  • FloridaJoe55 on October 09, 2012 11:54 PM:

    Wow! This is the first time I've seen a blog where every single post is all persona attack and invective and not a single issue is mentioned. And, liberals say conservatives lower the level of public discourse.

    I don't think Repubs have all the answers and like having my ideas and positions tested. I have serious concerns over where America is headed and think Romney is the guy for the times however, if I've misjudged I sure want to know.

    So, can anyone here come up with any specific issues where Romney is wrong and Obama right and why?

  • Dr Zen on October 10, 2012 3:50 AM:

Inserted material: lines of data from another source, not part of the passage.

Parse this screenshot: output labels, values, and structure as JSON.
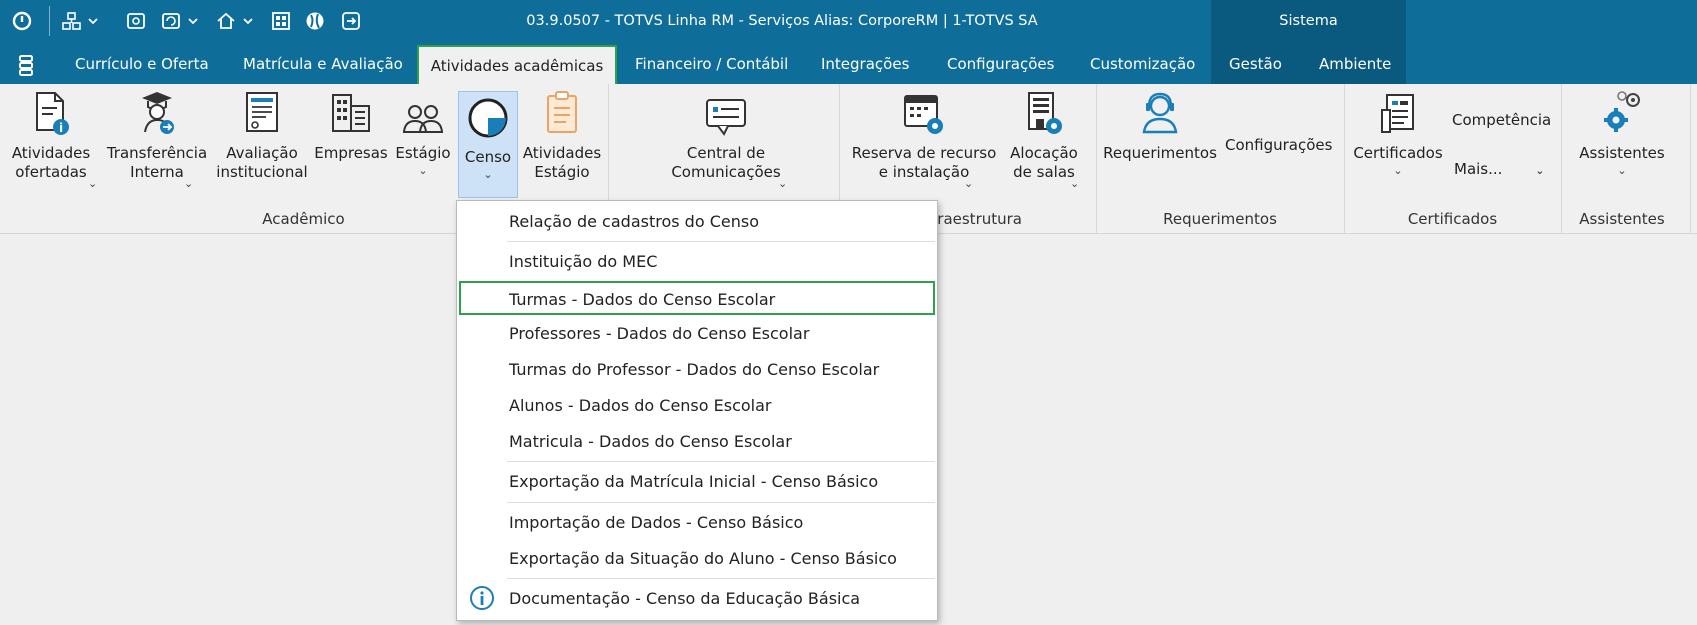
{
  "titlebar": {
    "title": "03.9.0507 - TOTVS Linha RM - Serviços  Alias: CorporeRM | 1-TOTVS SA",
    "context_tab": "Sistema",
    "quick_access_icons": [
      "power-icon",
      "org-chart-icon",
      "screen-icon",
      "refresh-screen-icon",
      "home-icon",
      "grid-icon",
      "globe-icon",
      "exit-icon"
    ]
  },
  "menu": {
    "tabs": [
      {
        "label": "Currículo e Oferta"
      },
      {
        "label": "Matrícula e Avaliação"
      },
      {
        "label": "Atividades acadêmicas",
        "active": true
      },
      {
        "label": "Financeiro / Contábil"
      },
      {
        "label": "Integrações"
      },
      {
        "label": "Configurações"
      },
      {
        "label": "Customização"
      },
      {
        "label": "Gestão"
      },
      {
        "label": "Ambiente"
      }
    ]
  },
  "ribbon": {
    "groups": {
      "academico": {
        "label": "Acadêmico",
        "buttons": [
          {
            "label": "Atividades\nofertadas",
            "chevron": "⌄",
            "icon": "document-info-icon"
          },
          {
            "label": "Transferência\nInterna",
            "chevron": "⌄",
            "icon": "graduate-transfer-icon"
          },
          {
            "label": "Avaliação\ninstitucional",
            "icon": "evaluation-form-icon"
          },
          {
            "label": "Empresas",
            "icon": "buildings-icon"
          },
          {
            "label": "Estágio",
            "chevron": "⌄",
            "icon": "people-icon"
          },
          {
            "label": "Censo",
            "chevron": "⌄",
            "icon": "census-chart-icon",
            "pressed": true
          },
          {
            "label": "Atividades\nEstágio",
            "icon": "clipboard-icon"
          }
        ]
      },
      "comunicacao": {
        "buttons": [
          {
            "label": "Central de\nComunicações",
            "chevron": "⌄",
            "icon": "message-icon"
          }
        ]
      },
      "infraestrutura": {
        "label_visible": "fraestrutura",
        "buttons": [
          {
            "label": "Reserva de recurso\ne instalação",
            "chevron": "⌄",
            "icon": "calendar-gear-icon"
          },
          {
            "label": "Alocação\nde salas",
            "chevron": "⌄",
            "icon": "room-gear-icon"
          }
        ]
      },
      "requerimentos": {
        "label": "Requerimentos",
        "buttons": [
          {
            "label": "Requerimentos",
            "icon": "headset-user-icon"
          }
        ],
        "small_label": "Configurações"
      },
      "certificados": {
        "label": "Certificados",
        "buttons": [
          {
            "label": "Certificados",
            "chevron": "⌄",
            "icon": "certificate-icon"
          }
        ],
        "small_top": "Competência",
        "small_more": "Mais...",
        "small_more_chevron": "⌄"
      },
      "assistentes": {
        "label": "Assistentes",
        "buttons": [
          {
            "label": "Assistentes",
            "chevron": "⌄",
            "icon": "gears-icon"
          }
        ]
      }
    }
  },
  "dropdown": {
    "items": [
      {
        "label": "Relação de cadastros do Censo"
      },
      {
        "label": "Instituição do MEC"
      },
      {
        "label": "Turmas - Dados do Censo Escolar",
        "selected": true
      },
      {
        "label": "Professores - Dados do Censo Escolar"
      },
      {
        "label": "Turmas do Professor - Dados do Censo Escolar"
      },
      {
        "label": "Alunos - Dados do Censo Escolar"
      },
      {
        "label": "Matricula - Dados do Censo Escolar"
      },
      {
        "label": "Exportação da Matrícula Inicial - Censo Básico"
      },
      {
        "label": "Importação de Dados - Censo Básico"
      },
      {
        "label": "Exportação da Situação do Aluno - Censo Básico"
      },
      {
        "label": "Documentação - Censo da Educação Básica",
        "icon": "info-icon"
      }
    ]
  },
  "colors": {
    "titlebar": "#0e6d99",
    "context_tab": "#0a5a80",
    "highlight_border": "#2ea24a",
    "pressed_button": "#cde2f6"
  }
}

    "So, can anyone here come up with any specific issues where Romney is wrong and Obama right and why?"

    First, we'll need to distinguish what his position actually is on any given issue.

  • Chipster on October 10, 2012 4:09 AM:

    Dr Zen:

    Let's try tax policy. No independent analysis agrees that candidate Romney's "tax policy" / sop to the wealthy will (1) create jobs, (2) reduce the deficit or (3) actually work in a world limited by arithmetic. It's just another giveaway to the monied class on the backs of everyone else. Would you care for a longer list of policy where candidate Romney is flat-out objectively wrong? Or just a list where he flat out lies?

  • Rob R on October 10, 2012 8:08 AM:

    Romney is a master at projection. He is deriding Obama for focussing on Big Bird when he himself is the one that brought it up in the first place.

    It was the one memorable line that came out of the debate and I'm glad the Obama team is pounding Romney on it.

    They need to show how his big idea of gutting PBS is the equivalent of 6 hours of 1 day of the Pentagon's budget which at the same time will take away valuable programming that for decades has helped children, especially underpriviliged ones, gain early literacy skills.

    The math doesn't add up. It's a shame that Obama couldn't make that point more aggressively, but I doubt they will make that same mistake again.